By ICEFI and CLALS* The budget that President Nayib Bukele submitted to El Salvador’s Legislative Assembly in September increases much-needed social spending appropriate for the country’s current socio-economic context, but it lacks clear objectives and benchmarks — and fails to address ongoing structural problems in public finance. The proposed budget is based on revenues of […]
The Instituto Centroamericano de Estudios Fiscales produces first-rate scholarly work. After reading this post, I was not disappointed.
El Salvador like so many other improvised countries cannot raise enough capital to meet its budgetary objectives. If we view public budgets only in terms of their financial realities, most would fail the test.
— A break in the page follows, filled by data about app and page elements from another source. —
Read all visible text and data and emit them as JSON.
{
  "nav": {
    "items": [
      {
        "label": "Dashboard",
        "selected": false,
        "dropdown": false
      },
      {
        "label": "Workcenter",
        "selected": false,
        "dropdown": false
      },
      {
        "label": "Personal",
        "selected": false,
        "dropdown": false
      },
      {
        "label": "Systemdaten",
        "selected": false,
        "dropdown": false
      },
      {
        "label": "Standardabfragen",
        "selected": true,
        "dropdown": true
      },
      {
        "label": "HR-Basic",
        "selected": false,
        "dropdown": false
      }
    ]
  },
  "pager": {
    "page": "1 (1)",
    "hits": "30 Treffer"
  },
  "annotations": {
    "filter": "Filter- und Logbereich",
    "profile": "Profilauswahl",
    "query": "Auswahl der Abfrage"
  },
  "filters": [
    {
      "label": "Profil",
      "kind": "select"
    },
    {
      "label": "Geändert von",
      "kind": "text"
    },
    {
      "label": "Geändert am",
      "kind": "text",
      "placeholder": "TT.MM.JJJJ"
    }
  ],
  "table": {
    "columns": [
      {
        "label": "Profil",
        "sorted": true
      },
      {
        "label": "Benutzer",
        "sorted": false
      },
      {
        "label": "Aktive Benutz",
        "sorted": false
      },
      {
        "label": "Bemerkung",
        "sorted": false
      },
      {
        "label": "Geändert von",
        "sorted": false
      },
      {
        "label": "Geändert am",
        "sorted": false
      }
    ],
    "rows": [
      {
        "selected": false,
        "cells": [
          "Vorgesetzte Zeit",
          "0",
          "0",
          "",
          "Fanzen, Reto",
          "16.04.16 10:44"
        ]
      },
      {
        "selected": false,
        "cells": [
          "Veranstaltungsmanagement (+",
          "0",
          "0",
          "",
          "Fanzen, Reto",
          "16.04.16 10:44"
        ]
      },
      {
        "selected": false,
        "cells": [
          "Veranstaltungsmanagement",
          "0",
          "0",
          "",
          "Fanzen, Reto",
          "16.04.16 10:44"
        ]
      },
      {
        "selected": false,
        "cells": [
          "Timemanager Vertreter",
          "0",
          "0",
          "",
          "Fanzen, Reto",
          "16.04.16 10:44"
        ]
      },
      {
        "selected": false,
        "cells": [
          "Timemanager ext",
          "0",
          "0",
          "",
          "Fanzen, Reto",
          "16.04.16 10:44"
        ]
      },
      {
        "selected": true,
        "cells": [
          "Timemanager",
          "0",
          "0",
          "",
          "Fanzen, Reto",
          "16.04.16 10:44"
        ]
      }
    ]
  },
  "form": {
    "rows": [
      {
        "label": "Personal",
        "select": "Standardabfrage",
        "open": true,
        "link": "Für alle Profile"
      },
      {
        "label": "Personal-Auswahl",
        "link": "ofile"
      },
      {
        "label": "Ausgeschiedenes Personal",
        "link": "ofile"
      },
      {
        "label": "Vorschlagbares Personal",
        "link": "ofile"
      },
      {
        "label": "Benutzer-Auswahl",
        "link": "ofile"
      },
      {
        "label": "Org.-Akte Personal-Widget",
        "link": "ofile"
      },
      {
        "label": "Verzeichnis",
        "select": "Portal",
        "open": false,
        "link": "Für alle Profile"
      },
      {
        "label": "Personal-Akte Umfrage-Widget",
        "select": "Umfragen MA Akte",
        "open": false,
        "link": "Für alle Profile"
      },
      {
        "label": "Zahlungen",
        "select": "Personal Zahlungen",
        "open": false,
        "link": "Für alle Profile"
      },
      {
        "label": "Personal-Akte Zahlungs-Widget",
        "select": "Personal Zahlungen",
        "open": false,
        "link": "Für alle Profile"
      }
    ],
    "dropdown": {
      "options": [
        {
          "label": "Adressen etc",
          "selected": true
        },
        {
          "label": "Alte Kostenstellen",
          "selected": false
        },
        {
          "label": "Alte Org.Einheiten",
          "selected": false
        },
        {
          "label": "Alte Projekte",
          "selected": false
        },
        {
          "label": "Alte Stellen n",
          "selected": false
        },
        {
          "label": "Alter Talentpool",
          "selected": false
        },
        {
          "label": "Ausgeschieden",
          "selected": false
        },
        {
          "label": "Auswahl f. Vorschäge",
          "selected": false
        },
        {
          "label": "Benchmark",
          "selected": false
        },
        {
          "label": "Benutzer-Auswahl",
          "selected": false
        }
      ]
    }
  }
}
It is, in my opinion, unfair to judge these budgets outside their political contexts. Clearly, a series a political deal produced El Salvador’s current proposed deal. In this sense, it might be considered a “good budget” that everyone can find something that works for them. It is important to remember that democracies do not necessarily lead to fiscally sound public budgets.